Versions of GnuPG <= 1.4.12 are vulnerable to memory access violations
and public keyring database corruption when importing public keys that
have been manipulated.
An OpenPGP key can be fuzzed in such a way that gpg segfaults (or has
other memory access violations) when importing the key.
The key may also be fuzzed such that gpg reports no errors when
examining the key (eg: "gpg the_bad_key.pkr") but importing it causes
gpg to corrupt its public keyring database.
The database corruption issue was first reported on Dec 6th, through
the gpg bug tracking system:
The subsequent memory access violation was discovered and reported in
a private email with the maintainer on Dec 20th.
A zip file with keys that causes segfaults and other errors is
available at http://dl.dropbox.com/u/18852638/gnupg-issues/1455.zip
and includes a log file that demonstrates the issues [on MacOS X and
A new version of gpg -- 1.4.13 -- that addressed both these issues, was
independently released by the maintainer on Dec 20th.

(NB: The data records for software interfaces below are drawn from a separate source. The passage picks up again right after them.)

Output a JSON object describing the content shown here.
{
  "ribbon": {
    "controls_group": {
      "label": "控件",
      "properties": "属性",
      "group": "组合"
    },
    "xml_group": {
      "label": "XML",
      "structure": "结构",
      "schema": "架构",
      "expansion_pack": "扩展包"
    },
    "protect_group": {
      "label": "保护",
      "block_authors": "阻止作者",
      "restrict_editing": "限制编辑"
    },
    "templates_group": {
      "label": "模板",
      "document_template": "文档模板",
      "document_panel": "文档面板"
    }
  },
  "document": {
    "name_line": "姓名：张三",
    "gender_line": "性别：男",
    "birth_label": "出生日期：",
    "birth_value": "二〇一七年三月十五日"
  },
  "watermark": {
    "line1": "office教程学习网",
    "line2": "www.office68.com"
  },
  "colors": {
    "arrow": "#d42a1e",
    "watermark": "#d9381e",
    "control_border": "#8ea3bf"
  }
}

The simplest solution is to upgrade all gpg installs to 1.4.13.
[Workarounds: A corrupted database may be recovered by manually
copying back the pubring.gpg~ backup file. Certain errors may also be prevented

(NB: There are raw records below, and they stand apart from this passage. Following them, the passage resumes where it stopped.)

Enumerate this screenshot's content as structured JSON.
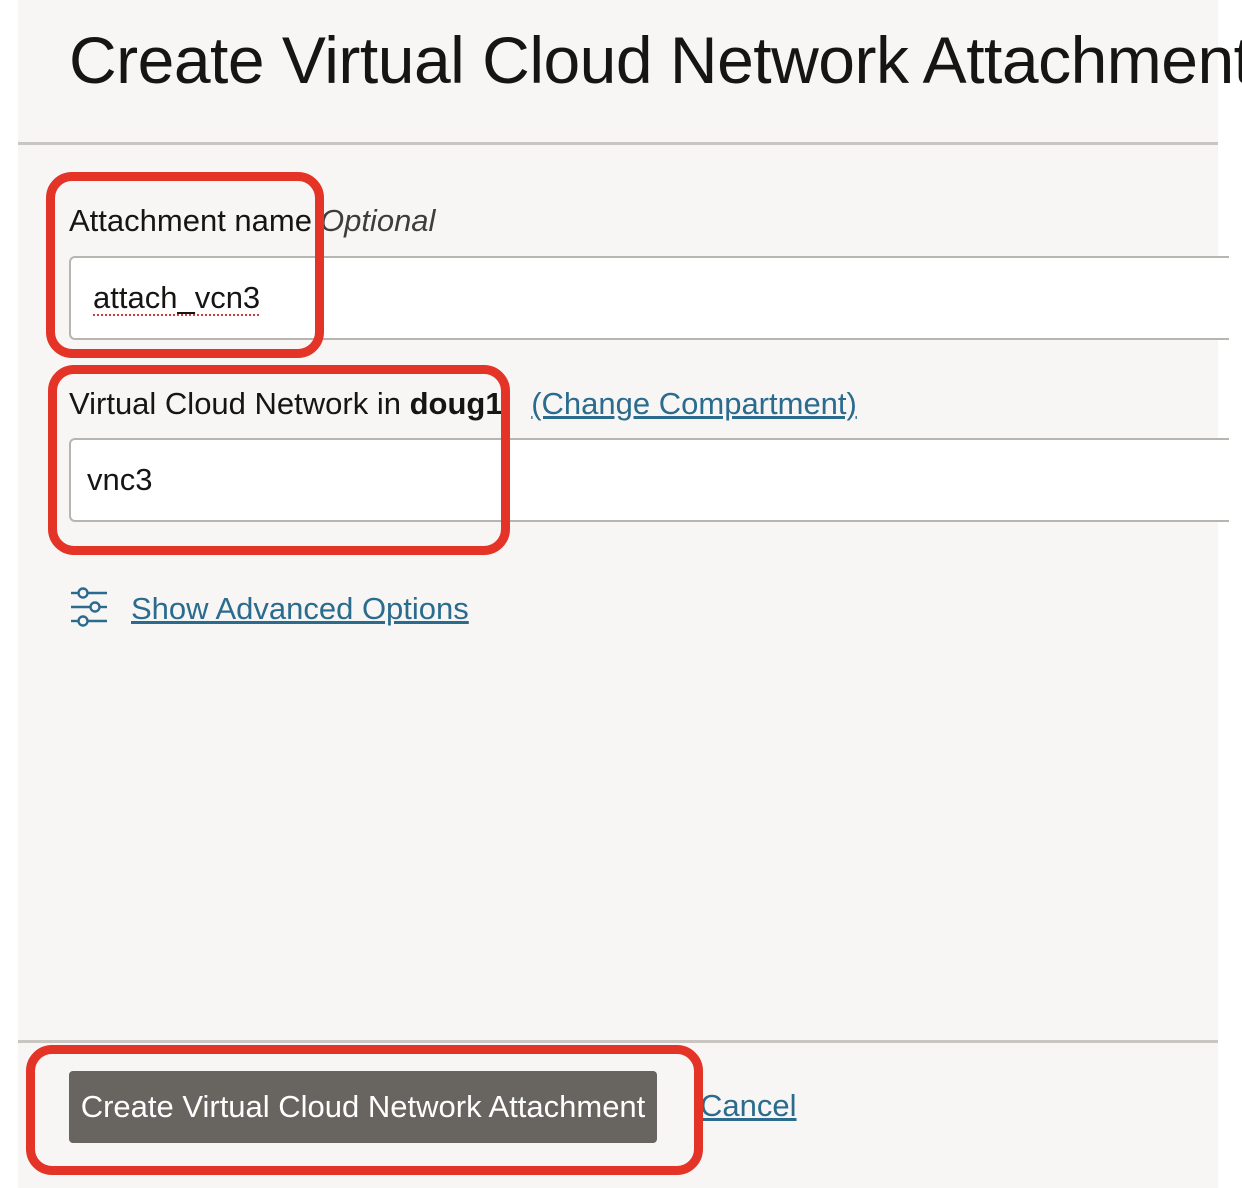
{
  "dialog": {
    "title": "Create Virtual Cloud Network Attachment"
  },
  "form": {
    "attachment_name": {
      "label": "Attachment name",
      "optional_label": "Optional",
      "value": "attach_vcn3"
    },
    "vcn": {
      "label_prefix": "Virtual Cloud Network in",
      "compartment": "doug1",
      "change_compartment_link": "(Change Compartment)",
      "value": "vnc3"
    },
    "advanced_options_link": "Show Advanced Options"
  },
  "footer": {
    "primary_button": "Create Virtual Cloud Network Attachment",
    "cancel_link": "Cancel"
  },
  "annotations": {
    "highlight_color": "#e43327"
  },
  "colors": {
    "link": "#2a6b8e",
    "primary_button": "#686460",
    "panel_background": "#f7f6f5"
  }
}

by never directly importing a key, but first just "looking" at the key
(eg: "gpg bad_key.pkr"). However, this is not guaranteed to work in all cases;
though upgrading to 1.4.13 does work for the issues reported.]
The problem was discovered during a byte-fuzzing test of OpenPGP
certificates for an unrelated application. Each byte in turn was
replaced by a random byte, and the modified certificate fed to the
application to check that it handled errors correctly. Gpg was used as
a control, but it itself turned out to have errors related to packet
parsing. The errors are generally triggered when fuzzing the length
field of OpenPGP packets, which cascades into subsequent errors in